* Work to be completed *
Check every line of the material for the word "inspeccionar". Copy those that have it.

* Data extract *
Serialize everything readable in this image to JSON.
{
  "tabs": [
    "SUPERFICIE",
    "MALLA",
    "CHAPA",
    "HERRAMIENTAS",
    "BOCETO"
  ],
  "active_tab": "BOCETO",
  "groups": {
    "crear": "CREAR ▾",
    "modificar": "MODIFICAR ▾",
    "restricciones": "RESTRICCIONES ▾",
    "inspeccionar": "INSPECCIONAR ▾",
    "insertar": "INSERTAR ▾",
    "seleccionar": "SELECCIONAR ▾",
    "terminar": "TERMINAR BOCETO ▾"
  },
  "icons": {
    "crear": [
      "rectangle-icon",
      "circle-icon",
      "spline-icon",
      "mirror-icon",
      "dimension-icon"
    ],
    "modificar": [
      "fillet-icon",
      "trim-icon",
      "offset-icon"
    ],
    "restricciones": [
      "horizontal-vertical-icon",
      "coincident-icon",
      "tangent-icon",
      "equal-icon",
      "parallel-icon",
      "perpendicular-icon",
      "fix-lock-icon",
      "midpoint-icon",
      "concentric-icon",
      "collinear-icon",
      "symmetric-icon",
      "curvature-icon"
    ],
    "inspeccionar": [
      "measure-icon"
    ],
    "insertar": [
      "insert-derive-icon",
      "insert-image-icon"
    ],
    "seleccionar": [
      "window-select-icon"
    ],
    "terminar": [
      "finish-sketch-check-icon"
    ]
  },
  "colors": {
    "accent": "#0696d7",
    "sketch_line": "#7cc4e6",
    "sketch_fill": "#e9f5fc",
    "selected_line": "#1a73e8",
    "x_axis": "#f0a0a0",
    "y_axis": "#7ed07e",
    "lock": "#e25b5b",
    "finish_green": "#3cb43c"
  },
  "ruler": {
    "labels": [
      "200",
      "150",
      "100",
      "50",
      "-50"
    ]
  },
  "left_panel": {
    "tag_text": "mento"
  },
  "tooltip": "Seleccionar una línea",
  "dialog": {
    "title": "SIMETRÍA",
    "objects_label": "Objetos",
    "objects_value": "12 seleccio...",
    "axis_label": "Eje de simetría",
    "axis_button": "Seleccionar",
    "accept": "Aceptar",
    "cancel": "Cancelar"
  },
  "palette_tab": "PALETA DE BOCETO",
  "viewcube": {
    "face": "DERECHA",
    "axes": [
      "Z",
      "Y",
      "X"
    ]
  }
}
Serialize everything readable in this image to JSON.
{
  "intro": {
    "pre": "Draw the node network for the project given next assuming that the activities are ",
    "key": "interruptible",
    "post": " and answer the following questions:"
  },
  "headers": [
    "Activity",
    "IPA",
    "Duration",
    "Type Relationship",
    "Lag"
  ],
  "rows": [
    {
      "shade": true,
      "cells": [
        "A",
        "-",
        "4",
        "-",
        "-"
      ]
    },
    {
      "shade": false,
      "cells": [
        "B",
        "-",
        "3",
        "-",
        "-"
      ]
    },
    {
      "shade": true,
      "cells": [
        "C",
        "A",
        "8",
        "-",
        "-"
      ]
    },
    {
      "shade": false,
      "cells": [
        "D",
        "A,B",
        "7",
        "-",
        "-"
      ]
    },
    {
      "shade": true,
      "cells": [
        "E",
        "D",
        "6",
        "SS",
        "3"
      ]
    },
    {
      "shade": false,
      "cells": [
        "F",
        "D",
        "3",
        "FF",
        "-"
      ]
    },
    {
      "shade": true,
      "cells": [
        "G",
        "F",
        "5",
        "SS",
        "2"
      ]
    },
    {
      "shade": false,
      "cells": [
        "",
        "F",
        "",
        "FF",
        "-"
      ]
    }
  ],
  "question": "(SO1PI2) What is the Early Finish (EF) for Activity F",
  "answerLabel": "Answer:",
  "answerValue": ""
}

* Solution to this exercise *
    "inspeccionar": "INSPECCIONAR ▾",
    "inspeccionar": [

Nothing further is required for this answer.